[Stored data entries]
▬▬▬

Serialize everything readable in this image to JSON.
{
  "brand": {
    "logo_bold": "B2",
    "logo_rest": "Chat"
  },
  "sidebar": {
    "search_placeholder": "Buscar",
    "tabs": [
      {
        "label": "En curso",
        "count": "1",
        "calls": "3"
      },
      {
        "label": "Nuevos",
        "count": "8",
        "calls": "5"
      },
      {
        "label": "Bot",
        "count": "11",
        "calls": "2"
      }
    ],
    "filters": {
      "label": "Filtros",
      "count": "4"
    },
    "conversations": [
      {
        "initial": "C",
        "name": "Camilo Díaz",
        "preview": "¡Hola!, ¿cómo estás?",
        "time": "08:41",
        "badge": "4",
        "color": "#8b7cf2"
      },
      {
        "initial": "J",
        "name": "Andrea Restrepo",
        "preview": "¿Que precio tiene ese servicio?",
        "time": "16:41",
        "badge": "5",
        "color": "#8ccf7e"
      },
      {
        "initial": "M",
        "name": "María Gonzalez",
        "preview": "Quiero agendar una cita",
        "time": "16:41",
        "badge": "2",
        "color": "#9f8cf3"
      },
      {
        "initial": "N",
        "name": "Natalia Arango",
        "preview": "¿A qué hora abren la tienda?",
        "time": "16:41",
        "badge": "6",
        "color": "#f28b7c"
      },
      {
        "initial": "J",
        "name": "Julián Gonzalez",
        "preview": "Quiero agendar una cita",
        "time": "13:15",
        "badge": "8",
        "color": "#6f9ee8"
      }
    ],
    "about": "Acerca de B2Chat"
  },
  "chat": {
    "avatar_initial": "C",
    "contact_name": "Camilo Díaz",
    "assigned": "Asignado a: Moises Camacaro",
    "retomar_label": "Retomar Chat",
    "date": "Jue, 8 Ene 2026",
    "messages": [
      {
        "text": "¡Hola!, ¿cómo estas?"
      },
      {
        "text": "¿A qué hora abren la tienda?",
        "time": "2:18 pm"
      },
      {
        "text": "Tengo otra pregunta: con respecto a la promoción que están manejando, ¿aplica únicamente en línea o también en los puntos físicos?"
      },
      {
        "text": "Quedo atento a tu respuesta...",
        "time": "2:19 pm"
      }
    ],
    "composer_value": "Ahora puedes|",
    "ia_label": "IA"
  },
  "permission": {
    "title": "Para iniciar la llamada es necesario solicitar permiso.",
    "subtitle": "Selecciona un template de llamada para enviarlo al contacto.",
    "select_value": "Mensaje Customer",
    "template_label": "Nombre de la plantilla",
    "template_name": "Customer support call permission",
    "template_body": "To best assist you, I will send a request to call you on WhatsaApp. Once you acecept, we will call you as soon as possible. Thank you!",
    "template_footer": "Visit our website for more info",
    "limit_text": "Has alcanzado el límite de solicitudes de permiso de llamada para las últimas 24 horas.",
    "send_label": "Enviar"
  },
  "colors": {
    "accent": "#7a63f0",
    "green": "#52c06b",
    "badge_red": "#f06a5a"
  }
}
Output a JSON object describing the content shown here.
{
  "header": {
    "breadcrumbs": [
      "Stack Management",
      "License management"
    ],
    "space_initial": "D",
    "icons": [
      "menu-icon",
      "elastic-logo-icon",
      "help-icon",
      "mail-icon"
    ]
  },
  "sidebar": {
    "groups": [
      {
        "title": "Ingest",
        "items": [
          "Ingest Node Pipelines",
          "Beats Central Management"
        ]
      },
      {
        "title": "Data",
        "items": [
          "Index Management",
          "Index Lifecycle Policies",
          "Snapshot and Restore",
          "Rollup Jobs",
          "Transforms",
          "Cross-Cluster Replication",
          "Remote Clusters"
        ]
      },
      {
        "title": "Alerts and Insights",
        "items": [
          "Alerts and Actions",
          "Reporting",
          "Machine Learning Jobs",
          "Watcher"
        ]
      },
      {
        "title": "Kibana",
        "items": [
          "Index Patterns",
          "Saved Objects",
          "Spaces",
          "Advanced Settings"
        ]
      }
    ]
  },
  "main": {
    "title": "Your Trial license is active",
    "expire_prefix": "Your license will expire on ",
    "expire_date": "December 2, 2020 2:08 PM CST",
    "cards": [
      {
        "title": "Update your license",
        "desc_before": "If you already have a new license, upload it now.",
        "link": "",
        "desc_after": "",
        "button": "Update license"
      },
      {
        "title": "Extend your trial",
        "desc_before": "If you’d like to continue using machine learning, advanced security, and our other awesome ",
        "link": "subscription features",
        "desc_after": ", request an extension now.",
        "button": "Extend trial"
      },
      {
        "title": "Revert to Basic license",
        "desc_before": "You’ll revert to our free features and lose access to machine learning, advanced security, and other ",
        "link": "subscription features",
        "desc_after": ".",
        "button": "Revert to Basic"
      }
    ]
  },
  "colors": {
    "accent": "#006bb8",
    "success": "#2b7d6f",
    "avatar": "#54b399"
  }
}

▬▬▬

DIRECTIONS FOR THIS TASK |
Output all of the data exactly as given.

WRITTEN ANSWER |
Serialize everything readable in this image to JSON.
{
  "brand": {
    "logo_bold": "B2",
    "logo_rest": "Chat"
  },
  "sidebar": {
    "search_placeholder": "Buscar",
    "tabs": [
      {
        "label": "En curso",
        "count": "1",
        "calls": "3"
      },
      {
        "label": "Nuevos",
        "count": "8",
        "calls": "5"
      },
      {
        "label": "Bot",
        "count": "11",
        "calls": "2"
      }
    ],
    "filters": {
      "label": "Filtros",
      "count": "4"
    },
    "conversations": [
      {
        "initial": "C",
        "name": "Camilo Díaz",
        "preview": "¡Hola!, ¿cómo estás?",
        "time": "08:41",
        "badge": "4",
        "color": "#8b7cf2"
      },
      {
        "initial": "J",
        "name": "Andrea Restrepo",
        "preview": "¿Que precio tiene ese servicio?",
        "time": "16:41",
        "badge": "5",
        "color": "#8ccf7e"
      },
      {
        "initial": "M",
        "name": "María Gonzalez",
        "preview": "Quiero agendar una cita",
        "time": "16:41",
        "badge": "2",
        "color": "#9f8cf3"
      },
      {
        "initial": "N",
        "name": "Natalia Arango",
        "preview": "¿A qué hora abren la tienda?",
        "time": "16:41",
        "badge": "6",
        "color": "#f28b7c"
      },
      {
        "initial": "J",
        "name": "Julián Gonzalez",
        "preview": "Quiero agendar una cita",
        "time": "13:15",
        "badge": "8",
        "color": "#6f9ee8"
      }
    ],
    "about": "Acerca de B2Chat"
  },
  "chat": {
    "avatar_initial": "C",
    "contact_name": "Camilo Díaz",
    "assigned": "Asignado a: Moises Camacaro",
    "retomar_label": "Retomar Chat",
    "date": "Jue, 8 Ene 2026",
    "messages": [
      {
        "text": "¡Hola!, ¿cómo estas?"
      },
      {
        "text": "¿A qué hora abren la tienda?",
        "time": "2:18 pm"
      },
      {
        "text": "Tengo otra pregunta: con respecto a la promoción que están manejando, ¿aplica únicamente en línea o también en los puntos físicos?"
      },
      {
        "text": "Quedo atento a tu respuesta...",
        "time": "2:19 pm"
      }
    ],
    "composer_value": "Ahora puedes|",
    "ia_label": "IA"
  },
  "permission": {
    "title": "Para iniciar la llamada es necesario solicitar permiso.",
    "subtitle": "Selecciona un template de llamada para enviarlo al contacto.",
    "select_value": "Mensaje Customer",
    "template_label": "Nombre de la plantilla",
    "template_name": "Customer support call permission",
    "template_body": "To best assist you, I will send a request to call you on WhatsaApp. Once you acecept, we will call you as soon as possible. Thank you!",
    "template_footer": "Visit our website for more info",
    "limit_text": "Has alcanzado el límite de solicitudes de permiso de llamada para las últimas 24 horas.",
    "send_label": "Enviar"
  },
  "colors": {
    "accent": "#7a63f0",
    "green": "#52c06b",
    "badge_red": "#f06a5a"
  }
}
Output a JSON object describing the content shown here.
{
  "header": {
    "breadcrumbs": [
      "Stack Management",
      "License management"
    ],
    "space_initial": "D",
    "icons": [
      "menu-icon",
      "elastic-logo-icon",
      "help-icon",
      "mail-icon"
    ]
  },
  "sidebar": {
    "groups": [
      {
        "title": "Ingest",
        "items": [
          "Ingest Node Pipelines",
          "Beats Central Management"
        ]
      },
      {
        "title": "Data",
        "items": [
          "Index Management",
          "Index Lifecycle Policies",
          "Snapshot and Restore",
          "Rollup Jobs",
          "Transforms",
          "Cross-Cluster Replication",
          "Remote Clusters"
        ]
      },
      {
        "title": "Alerts and Insights",
        "items": [
          "Alerts and Actions",
          "Reporting",
          "Machine Learning Jobs",
          "Watcher"
        ]
      },
      {
        "title": "Kibana",
        "items": [
          "Index Patterns",
          "Saved Objects",
          "Spaces",
          "Advanced Settings"
        ]
      }
    ]
  },
  "main": {
    "title": "Your Trial license is active",
    "expire_prefix": "Your license will expire on ",
    "expire_date": "December 2, 2020 2:08 PM CST",
    "cards": [
      {
        "title": "Update your license",
        "desc_before": "If you already have a new license, upload it now.",
        "link": "",
        "desc_after": "",
        "button": "Update license"
      },
      {
        "title": "Extend your trial",
        "desc_before": "If you’d like to continue using machine learning, advanced security, and our other awesome ",
        "link": "subscription features",
        "desc_after": ", request an extension now.",
        "button": "Extend trial"
      },
      {
        "title": "Revert to Basic license",
        "desc_before": "You’ll revert to our free features and lose access to machine learning, advanced security, and other ",
        "link": "subscription features",
        "desc_after": ".",
        "button": "Revert to Basic"
      }
    ]
  },
  "colors": {
    "accent": "#006bb8",
    "success": "#2b7d6f",
    "avatar": "#54b399"
  }
}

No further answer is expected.